= Exercise inputs =
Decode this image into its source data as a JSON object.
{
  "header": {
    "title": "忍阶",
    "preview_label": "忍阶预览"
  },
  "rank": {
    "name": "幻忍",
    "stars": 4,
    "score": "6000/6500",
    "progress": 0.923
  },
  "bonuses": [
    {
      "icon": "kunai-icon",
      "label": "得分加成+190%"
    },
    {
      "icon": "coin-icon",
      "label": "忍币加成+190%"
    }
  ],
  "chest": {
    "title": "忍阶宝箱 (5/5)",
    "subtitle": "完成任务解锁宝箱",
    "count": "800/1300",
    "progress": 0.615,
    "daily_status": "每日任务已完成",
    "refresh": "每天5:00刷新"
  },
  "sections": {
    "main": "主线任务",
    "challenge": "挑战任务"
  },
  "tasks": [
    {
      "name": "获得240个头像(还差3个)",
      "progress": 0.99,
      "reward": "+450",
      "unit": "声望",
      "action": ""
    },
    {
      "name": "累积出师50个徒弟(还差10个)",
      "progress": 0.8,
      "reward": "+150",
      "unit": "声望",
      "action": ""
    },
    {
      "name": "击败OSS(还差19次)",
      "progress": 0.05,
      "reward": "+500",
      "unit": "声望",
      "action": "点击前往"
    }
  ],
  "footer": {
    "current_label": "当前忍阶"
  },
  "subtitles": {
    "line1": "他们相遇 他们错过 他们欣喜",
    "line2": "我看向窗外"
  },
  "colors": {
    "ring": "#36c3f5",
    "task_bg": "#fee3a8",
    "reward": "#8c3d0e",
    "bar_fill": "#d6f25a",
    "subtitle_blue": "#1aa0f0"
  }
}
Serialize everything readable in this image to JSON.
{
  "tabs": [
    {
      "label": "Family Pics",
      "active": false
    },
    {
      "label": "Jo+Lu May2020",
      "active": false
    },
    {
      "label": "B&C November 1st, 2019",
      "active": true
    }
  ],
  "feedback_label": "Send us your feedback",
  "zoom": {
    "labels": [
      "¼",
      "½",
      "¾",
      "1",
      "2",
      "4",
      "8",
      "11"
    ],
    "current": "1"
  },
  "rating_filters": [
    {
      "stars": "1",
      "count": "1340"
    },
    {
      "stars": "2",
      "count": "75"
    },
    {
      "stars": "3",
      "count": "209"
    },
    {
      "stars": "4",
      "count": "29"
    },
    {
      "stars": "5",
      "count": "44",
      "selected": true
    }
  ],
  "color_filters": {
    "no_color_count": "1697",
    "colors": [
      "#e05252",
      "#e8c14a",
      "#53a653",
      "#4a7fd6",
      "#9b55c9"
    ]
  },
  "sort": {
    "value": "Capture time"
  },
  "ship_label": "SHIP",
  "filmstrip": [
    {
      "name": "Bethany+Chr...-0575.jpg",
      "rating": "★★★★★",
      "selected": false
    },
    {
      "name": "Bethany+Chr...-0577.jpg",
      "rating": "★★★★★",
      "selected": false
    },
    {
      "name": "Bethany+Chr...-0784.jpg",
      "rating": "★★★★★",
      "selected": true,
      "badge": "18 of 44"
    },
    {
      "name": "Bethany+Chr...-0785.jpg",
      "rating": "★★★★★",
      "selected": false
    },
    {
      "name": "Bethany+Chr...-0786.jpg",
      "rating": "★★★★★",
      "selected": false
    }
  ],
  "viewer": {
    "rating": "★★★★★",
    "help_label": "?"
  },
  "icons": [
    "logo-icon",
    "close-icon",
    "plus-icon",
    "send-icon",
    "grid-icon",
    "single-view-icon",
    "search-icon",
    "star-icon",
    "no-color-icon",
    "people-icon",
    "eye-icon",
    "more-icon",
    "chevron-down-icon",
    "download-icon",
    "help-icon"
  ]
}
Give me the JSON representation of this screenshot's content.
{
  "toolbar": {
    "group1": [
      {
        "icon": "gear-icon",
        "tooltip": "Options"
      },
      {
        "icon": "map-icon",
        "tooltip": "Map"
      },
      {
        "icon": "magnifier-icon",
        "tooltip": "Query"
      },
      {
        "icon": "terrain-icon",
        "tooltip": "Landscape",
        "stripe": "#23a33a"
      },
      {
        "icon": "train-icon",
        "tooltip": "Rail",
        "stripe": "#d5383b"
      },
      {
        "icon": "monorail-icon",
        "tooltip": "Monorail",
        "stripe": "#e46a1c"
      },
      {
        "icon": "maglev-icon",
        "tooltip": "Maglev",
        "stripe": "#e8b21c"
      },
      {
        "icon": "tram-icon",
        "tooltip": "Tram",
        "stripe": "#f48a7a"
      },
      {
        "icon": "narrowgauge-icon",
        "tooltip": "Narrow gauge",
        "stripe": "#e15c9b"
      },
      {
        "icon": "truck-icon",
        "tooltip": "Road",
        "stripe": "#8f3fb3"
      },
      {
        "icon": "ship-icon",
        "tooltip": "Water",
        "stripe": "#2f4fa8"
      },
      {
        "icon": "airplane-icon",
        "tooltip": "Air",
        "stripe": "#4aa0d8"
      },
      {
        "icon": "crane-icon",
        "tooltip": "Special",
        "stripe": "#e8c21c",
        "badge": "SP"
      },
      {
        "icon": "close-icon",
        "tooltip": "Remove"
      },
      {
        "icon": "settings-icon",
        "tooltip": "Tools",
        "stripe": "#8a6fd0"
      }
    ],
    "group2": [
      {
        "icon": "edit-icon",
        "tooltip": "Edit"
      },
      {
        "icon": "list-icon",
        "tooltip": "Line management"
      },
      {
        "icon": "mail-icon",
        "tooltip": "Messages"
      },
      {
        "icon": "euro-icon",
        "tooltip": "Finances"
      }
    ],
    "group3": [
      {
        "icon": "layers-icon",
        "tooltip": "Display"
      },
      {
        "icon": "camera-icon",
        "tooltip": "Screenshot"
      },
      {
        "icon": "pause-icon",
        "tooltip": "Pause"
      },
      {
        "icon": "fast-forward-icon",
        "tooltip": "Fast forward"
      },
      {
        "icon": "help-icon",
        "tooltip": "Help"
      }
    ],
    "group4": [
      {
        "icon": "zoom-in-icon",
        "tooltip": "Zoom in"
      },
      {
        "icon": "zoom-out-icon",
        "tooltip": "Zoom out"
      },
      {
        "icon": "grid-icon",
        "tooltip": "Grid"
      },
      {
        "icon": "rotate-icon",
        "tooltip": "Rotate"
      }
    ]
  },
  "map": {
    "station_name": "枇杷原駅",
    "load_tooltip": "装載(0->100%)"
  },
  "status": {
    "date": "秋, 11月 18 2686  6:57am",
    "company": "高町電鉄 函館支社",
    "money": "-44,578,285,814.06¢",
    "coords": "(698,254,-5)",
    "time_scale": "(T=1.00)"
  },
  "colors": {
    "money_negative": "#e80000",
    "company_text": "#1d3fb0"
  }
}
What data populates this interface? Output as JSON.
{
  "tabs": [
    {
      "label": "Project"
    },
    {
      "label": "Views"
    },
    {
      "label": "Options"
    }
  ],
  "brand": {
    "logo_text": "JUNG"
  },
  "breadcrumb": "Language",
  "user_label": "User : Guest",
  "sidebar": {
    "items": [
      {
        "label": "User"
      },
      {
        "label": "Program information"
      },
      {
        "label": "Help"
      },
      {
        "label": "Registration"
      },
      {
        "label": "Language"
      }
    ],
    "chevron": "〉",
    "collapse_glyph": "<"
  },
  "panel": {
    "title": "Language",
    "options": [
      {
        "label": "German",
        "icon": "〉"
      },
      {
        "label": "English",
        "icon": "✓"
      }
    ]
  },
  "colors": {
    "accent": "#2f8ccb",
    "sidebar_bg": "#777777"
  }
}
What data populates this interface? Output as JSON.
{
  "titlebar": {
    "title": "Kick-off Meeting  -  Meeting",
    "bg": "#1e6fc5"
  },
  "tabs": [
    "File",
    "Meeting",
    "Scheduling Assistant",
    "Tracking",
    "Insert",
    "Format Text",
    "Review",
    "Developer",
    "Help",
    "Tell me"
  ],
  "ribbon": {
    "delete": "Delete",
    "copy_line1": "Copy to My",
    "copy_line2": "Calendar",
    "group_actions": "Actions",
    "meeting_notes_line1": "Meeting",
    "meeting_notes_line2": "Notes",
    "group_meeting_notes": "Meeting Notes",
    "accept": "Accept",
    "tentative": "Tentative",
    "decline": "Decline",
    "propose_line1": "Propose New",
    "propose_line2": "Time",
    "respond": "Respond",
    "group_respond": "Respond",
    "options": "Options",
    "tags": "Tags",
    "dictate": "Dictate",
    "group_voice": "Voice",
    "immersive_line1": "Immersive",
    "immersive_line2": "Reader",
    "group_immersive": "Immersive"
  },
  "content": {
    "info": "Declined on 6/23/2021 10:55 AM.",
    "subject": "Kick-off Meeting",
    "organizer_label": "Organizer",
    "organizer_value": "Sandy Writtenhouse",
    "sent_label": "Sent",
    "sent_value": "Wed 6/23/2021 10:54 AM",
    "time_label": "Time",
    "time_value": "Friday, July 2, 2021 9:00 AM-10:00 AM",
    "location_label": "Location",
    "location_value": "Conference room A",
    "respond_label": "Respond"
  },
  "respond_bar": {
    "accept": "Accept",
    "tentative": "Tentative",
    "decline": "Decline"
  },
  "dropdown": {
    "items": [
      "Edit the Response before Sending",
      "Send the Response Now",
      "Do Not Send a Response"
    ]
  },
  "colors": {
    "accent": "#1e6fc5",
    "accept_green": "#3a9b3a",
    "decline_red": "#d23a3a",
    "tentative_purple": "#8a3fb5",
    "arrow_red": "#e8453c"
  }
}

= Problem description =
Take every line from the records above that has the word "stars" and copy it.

= Exercise answer =
    "stars": 4,
      "stars": "1",
      "stars": "2",
      "stars": "3",
      "stars": "4",
      "stars": "5",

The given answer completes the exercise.